'''

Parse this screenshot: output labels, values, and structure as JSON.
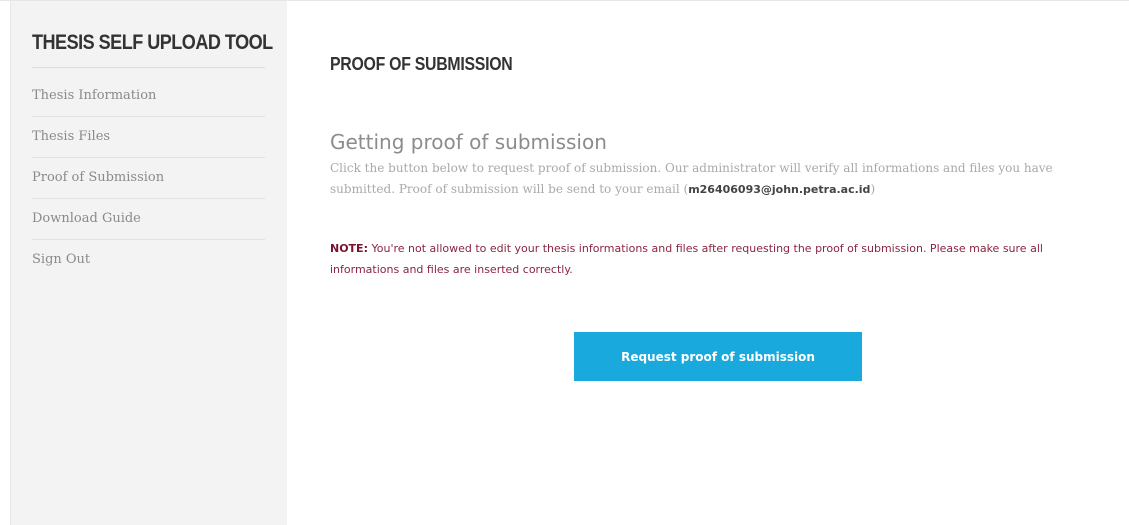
{
  "sidebar": {
    "title": "THESIS SELF UPLOAD TOOL",
    "items": [
      {
        "label": "Thesis Information"
      },
      {
        "label": "Thesis Files"
      },
      {
        "label": "Proof of Submission"
      },
      {
        "label": "Download Guide"
      },
      {
        "label": "Sign Out"
      }
    ]
  },
  "main": {
    "page_title": "PROOF OF SUBMISSION",
    "section_heading": "Getting proof of submission",
    "description_text": "Click the button below to request proof of submission. Our administrator will verify all informations and files you have submitted. Proof of submission will be send to your email (",
    "email": "m26406093@john.petra.ac.id",
    "description_close": ")",
    "note_label": "NOTE:",
    "note_text": " You're not allowed to edit your thesis informations and files after requesting the proof of submission. Please make sure all informations and files are inserted correctly.",
    "button_label": "Request proof of submission"
  },
  "colors": {
    "sidebar_bg": "#f3f3f3",
    "button_bg": "#1aa9dd",
    "note_color": "#8a2541"
  }
}
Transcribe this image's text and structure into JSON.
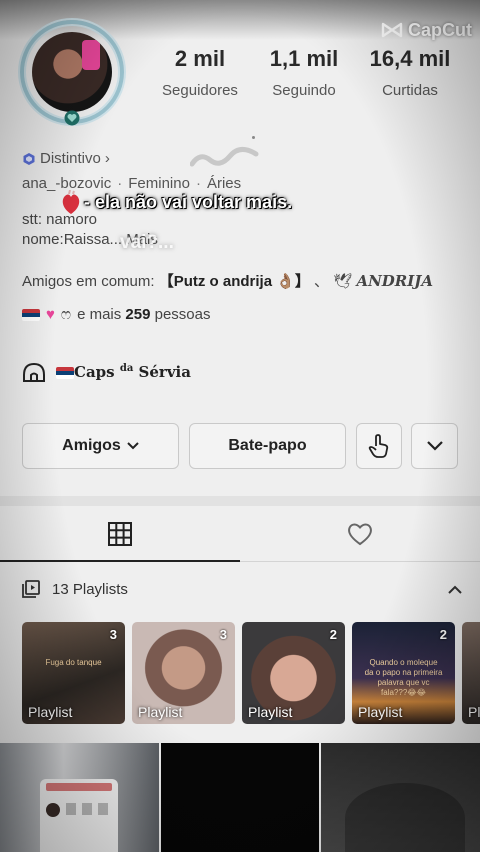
{
  "watermark": {
    "brand": "CapCut"
  },
  "profile": {
    "stats": [
      {
        "value": "2 mil",
        "label": "Seguidores"
      },
      {
        "value": "1,1 mil",
        "label": "Seguindo"
      },
      {
        "value": "16,4 mil",
        "label": "Curtidas"
      }
    ],
    "badge": "Distintivo",
    "badge_chevron": "›",
    "meta": {
      "username": "ana_-bozovic",
      "gender": "Feminino",
      "sign": "Áries",
      "separator": "·"
    },
    "bio_line1": "stt: namoro",
    "bio_line2": "nome:Raissa... Mais",
    "mutual_prefix": "Amigos em comum: ",
    "mutual_bold": "【Putz o andrija 👌🏽】",
    "mutual_sep": " 、",
    "mutual_second": "ANDRIJA",
    "more_prefix": "e mais ",
    "more_count": "259",
    "more_suffix": " pessoas",
    "community": "Caps",
    "community_sup": "da",
    "community_end": "Sérvia"
  },
  "overlay": {
    "caption": "- ela não vai voltar mais.",
    "ghost": "vai?..."
  },
  "actions": {
    "friends_label": "Amigos",
    "chat_label": "Bate-papo"
  },
  "tabs": [
    {
      "icon": "grid-icon",
      "active": true
    },
    {
      "icon": "heart-outline-icon",
      "active": false
    }
  ],
  "playlists": {
    "header": "13 Playlists",
    "items": [
      {
        "count": "3",
        "label": "Playlist",
        "caption": "Fuga do tanque"
      },
      {
        "count": "3",
        "label": "Playlist",
        "caption": ""
      },
      {
        "count": "2",
        "label": "Playlist",
        "caption": ""
      },
      {
        "count": "2",
        "label": "Playlist",
        "caption": "Quando o moleque da o papo na primeira palavra que vc fala???😂😂"
      },
      {
        "count": "",
        "label": "Pla",
        "caption": ""
      }
    ]
  },
  "colors": {
    "avatar_ring": "#9bc3cf",
    "badge_hex": "#5a6fd6",
    "phone_pink": "#e8469a"
  }
}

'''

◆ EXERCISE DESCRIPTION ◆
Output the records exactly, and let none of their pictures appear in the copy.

◆ REPLY TO THE EXERCISE ◆
Parse this screenshot: output labels, values, and structure as JSON.
{
  "sidebar": {
    "title": "THESIS SELF UPLOAD TOOL",
    "items": [
      {
        "label": "Thesis Information"
      },
      {
        "label": "Thesis Files"
      },
      {
        "label": "Proof of Submission"
      },
      {
        "label": "Download Guide"
      },
      {
        "label": "Sign Out"
      }
    ]
  },
  "main": {
    "page_title": "PROOF OF SUBMISSION",
    "section_heading": "Getting proof of submission",
    "description_text": "Click the button below to request proof of submission. Our administrator will verify all informations and files you have submitted. Proof of submission will be send to your email (",
    "email": "m26406093@john.petra.ac.id",
    "description_close": ")",
    "note_label": "NOTE:",
    "note_text": " You're not allowed to edit your thesis informations and files after requesting the proof of submission. Please make sure all informations and files are inserted correctly.",
    "button_label": "Request proof of submission"
  },
  "colors": {
    "sidebar_bg": "#f3f3f3",
    "button_bg": "#1aa9dd",
    "note_color": "#8a2541"
  }
}
Transcribe this image's text and structure into JSON.
{
  "watermark": {
    "brand": "CapCut"
  },
  "profile": {
    "stats": [
      {
        "value": "2 mil",
        "label": "Seguidores"
      },
      {
        "value": "1,1 mil",
        "label": "Seguindo"
      },
      {
        "value": "16,4 mil",
        "label": "Curtidas"
      }
    ],
    "badge": "Distintivo",
    "badge_chevron": "›",
    "meta": {
      "username": "ana_-bozovic",
      "gender": "Feminino",
      "sign": "Áries",
      "separator": "·"
    },
    "bio_line1": "stt: namoro",
    "bio_line2": "nome:Raissa... Mais",
    "mutual_prefix": "Amigos em comum: ",
    "mutual_bold": "【Putz o andrija 👌🏽】",
    "mutual_sep": " 、",
    "mutual_second": "ANDRIJA",
    "more_prefix": "e mais ",
    "more_count": "259",
    "more_suffix": " pessoas",
    "community": "Caps",
    "community_sup": "da",
    "community_end": "Sérvia"
  },
  "overlay": {
    "caption": "- ela não vai voltar mais.",
    "ghost": "vai?..."
  },
  "actions": {
    "friends_label": "Amigos",
    "chat_label": "Bate-papo"
  },
  "tabs": [
    {
      "icon": "grid-icon",
      "active": true
    },
    {
      "icon": "heart-outline-icon",
      "active": false
    }
  ],
  "playlists": {
    "header": "13 Playlists",
    "items": [
      {
        "count": "3",
        "label": "Playlist",
        "caption": "Fuga do tanque"
      },
      {
        "count": "3",
        "label": "Playlist",
        "caption": ""
      },
      {
        "count": "2",
        "label": "Playlist",
        "caption": ""
      },
      {
        "count": "2",
        "label": "Playlist",
        "caption": "Quando o moleque da o papo na primeira palavra que vc fala???😂😂"
      },
      {
        "count": "",
        "label": "Pla",
        "caption": ""
      }
    ]
  },
  "colors": {
    "avatar_ring": "#9bc3cf",
    "badge_hex": "#5a6fd6",
    "phone_pink": "#e8469a"
  }
}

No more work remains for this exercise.